[Start of section]

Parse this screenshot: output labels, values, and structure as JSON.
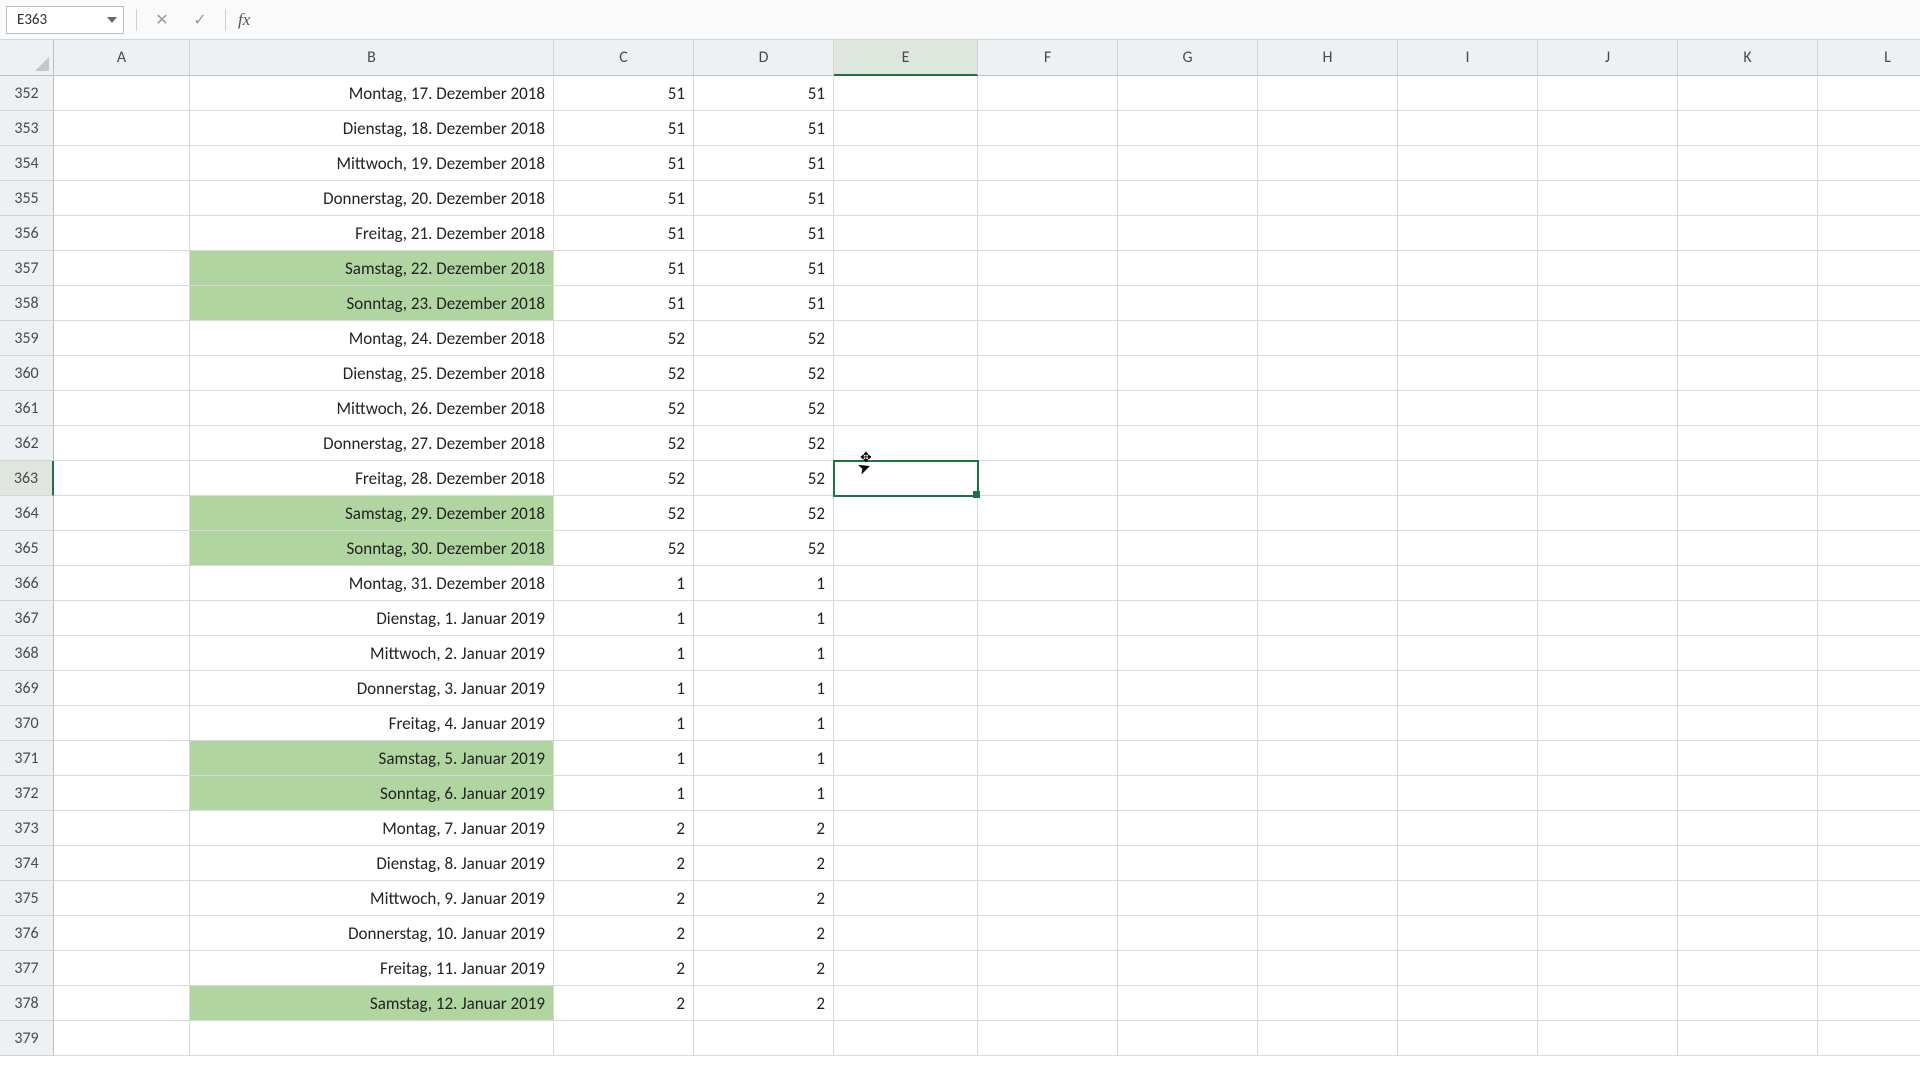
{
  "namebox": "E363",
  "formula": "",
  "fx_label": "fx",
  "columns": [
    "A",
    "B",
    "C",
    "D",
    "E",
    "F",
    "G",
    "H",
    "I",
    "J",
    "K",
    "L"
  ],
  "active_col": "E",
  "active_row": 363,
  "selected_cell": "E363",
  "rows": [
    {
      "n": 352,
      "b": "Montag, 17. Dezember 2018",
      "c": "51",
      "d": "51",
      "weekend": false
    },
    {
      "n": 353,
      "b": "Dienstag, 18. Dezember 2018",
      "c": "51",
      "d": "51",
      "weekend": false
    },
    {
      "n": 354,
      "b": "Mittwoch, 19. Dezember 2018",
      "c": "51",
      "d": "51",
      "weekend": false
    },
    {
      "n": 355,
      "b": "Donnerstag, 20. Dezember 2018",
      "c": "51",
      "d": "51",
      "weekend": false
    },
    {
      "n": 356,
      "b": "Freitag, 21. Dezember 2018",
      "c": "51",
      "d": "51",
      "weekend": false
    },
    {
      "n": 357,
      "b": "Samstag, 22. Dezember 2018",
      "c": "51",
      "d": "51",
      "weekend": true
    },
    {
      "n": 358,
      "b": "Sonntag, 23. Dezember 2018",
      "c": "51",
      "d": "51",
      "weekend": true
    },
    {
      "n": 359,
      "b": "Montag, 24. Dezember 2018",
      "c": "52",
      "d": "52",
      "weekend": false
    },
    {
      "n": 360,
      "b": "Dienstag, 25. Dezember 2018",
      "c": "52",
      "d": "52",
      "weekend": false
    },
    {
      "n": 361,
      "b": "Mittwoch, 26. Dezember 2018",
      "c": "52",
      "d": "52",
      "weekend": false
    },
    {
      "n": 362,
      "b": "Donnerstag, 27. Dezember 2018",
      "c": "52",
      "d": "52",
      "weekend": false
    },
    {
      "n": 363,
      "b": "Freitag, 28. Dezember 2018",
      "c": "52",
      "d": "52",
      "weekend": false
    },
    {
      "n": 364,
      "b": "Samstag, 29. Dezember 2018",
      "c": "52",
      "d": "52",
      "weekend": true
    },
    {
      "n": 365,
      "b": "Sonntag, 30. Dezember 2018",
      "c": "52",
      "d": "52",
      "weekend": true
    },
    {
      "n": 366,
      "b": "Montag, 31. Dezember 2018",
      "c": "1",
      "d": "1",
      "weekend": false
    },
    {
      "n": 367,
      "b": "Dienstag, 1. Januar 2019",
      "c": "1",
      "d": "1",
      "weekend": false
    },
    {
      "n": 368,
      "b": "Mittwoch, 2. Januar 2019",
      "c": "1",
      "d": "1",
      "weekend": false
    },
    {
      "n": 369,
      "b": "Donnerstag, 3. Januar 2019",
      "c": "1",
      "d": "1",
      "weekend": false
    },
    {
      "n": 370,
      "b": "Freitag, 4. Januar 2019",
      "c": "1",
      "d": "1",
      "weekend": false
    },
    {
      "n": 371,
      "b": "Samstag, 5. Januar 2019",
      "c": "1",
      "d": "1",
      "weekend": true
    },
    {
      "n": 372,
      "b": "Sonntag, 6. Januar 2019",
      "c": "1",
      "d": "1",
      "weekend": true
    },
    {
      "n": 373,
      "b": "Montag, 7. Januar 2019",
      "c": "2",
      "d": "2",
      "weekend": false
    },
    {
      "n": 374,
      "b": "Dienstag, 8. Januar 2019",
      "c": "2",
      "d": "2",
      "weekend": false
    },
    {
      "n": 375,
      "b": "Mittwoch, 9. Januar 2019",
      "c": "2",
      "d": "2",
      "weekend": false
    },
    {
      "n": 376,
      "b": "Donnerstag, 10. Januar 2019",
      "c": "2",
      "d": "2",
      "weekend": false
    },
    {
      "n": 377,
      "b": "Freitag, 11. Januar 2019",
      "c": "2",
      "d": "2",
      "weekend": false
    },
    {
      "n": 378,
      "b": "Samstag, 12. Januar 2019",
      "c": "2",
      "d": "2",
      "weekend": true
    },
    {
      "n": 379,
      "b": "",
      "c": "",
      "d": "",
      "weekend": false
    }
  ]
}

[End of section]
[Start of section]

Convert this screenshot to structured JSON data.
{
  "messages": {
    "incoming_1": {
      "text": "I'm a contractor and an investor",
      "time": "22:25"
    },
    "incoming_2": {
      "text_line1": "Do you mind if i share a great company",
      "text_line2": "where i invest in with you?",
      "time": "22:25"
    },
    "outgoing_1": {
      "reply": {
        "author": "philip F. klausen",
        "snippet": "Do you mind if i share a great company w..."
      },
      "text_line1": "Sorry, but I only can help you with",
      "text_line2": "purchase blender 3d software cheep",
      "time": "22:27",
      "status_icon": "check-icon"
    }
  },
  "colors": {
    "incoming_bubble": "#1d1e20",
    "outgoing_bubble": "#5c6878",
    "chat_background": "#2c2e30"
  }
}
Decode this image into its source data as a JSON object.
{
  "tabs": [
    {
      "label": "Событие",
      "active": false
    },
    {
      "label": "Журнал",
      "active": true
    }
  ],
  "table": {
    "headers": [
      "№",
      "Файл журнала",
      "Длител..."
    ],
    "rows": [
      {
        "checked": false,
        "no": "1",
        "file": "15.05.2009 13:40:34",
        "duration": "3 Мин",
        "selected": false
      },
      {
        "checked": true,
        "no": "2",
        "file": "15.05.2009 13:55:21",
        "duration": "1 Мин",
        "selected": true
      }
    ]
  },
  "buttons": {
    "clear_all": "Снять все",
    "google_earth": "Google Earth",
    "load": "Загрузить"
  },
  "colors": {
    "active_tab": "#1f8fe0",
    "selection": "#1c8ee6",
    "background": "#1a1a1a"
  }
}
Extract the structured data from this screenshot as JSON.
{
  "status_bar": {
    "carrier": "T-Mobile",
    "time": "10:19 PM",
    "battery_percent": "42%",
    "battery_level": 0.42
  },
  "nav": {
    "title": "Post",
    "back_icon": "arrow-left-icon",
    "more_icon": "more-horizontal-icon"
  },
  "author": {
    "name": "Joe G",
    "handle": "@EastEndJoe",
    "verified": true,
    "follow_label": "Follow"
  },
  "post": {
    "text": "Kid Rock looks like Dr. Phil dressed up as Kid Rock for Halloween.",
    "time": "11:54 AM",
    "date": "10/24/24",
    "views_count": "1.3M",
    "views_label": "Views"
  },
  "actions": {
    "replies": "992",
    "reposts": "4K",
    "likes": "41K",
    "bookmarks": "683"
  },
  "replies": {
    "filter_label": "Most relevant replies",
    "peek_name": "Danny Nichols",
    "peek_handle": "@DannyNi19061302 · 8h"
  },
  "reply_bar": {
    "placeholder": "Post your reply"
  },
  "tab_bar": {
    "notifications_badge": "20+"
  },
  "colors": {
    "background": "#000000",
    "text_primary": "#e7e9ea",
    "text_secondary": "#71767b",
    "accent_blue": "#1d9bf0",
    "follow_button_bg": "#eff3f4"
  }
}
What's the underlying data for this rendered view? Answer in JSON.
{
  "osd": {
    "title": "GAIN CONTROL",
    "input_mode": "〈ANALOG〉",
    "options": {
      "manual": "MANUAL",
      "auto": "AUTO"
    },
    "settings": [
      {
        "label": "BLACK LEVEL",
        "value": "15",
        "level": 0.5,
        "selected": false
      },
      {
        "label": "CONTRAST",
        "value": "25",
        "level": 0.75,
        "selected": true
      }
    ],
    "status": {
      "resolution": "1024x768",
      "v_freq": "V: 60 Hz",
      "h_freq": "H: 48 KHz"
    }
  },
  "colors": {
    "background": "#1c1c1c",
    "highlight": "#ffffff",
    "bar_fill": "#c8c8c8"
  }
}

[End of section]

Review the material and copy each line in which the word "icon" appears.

- _ANSWER_:
      "status_icon": "check-icon"
    "back_icon": "arrow-left-icon",
    "more_icon": "more-horizontal-icon"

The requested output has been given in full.